Destroyer USS Pinckney (DDG-91) pulled into the San Diego harbor on Monday after an extended deployment that lasted nearly nine months, the Navy announced.
The Arleigh Burke-class guided-missile destroyer first deployed with the Theodore Roosevelt Carrier Strike Group in mid-January.
“A lengthy deployment is always challenging, even more so in the midst of a global pandemic that kept us all on the ship for the past six months,” Cmdr. Ryan Conole, the executive officer of the destroyer, said in a statement.
“Our team was able to stay focused and on the mission, and we could not have done that without the support of our families and friends back home who were also dealing with an incredibly challenging environment on the homefront,” he added.
While Pinckney originally deployed as part of Destroyer Squadron 23 with the Roosevelt CSG, the destroyer peeled off in April, after USS Theodore Roosevelt (CVN-71) was forced to remain pier-side in Guam because of a COVID-19 outbreak onboard. Pinckney went on to perform anti-drug missions in the U.S. Southern Command area of responsibility.
“During their deployment, Pinckney, with their embarked U.S. Coast Guard Law Enforcement Detachment (LEDET), recovered an estimated 9800 kilograms of suspected cocaine and an estimated 2800 pounds of marijuana worth over an estimated wholesale value of $720 million,” the Navy said in a news release. “In addition, Pinckney also conducted freedom of navigation operations and participated in a passing exercise (PASSEX) with the Guatemalan navy.”
Pinckney and other Navy destroyers have operated in SOUTHCOM performing counter-narcotics missions this year as the Trump administration has boosted its warship presence in the region, USNI News previously reported.
During its deployment, Pinckney also performed a freedom of navigation operation in mid-July to protest Venezuela’s maritime claims.
Pinckney joins destroyers USS Stout (DDG-55) and USS Kidd (DDG-100) in wrapping up long-haul deployments. Stout had been at sea for 208 straight days as of Sept. 26, according to the Navy.

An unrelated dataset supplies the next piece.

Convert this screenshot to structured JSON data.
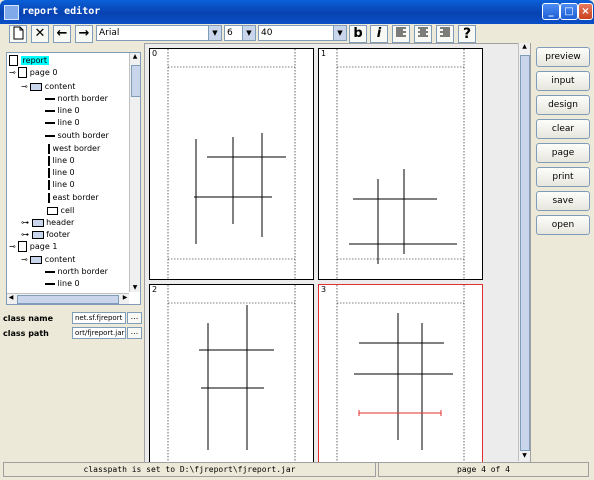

Kidd, which pulled into Naval Station Everett, Wash., on Sept. 21, also deployed with the Roosevelt CSG in January and was later dispatched to perform anti-drug operations in SOUTHCOM. But sailors onboard Kidd contracted COVID-19, forcing the destroyer to pull into Naval Station San Diego, Calif., at the end of April. Kidd went back to SOUTHCOM in mid-June to continue counter-narcotics missions after ridding the warship and its crew of the virus.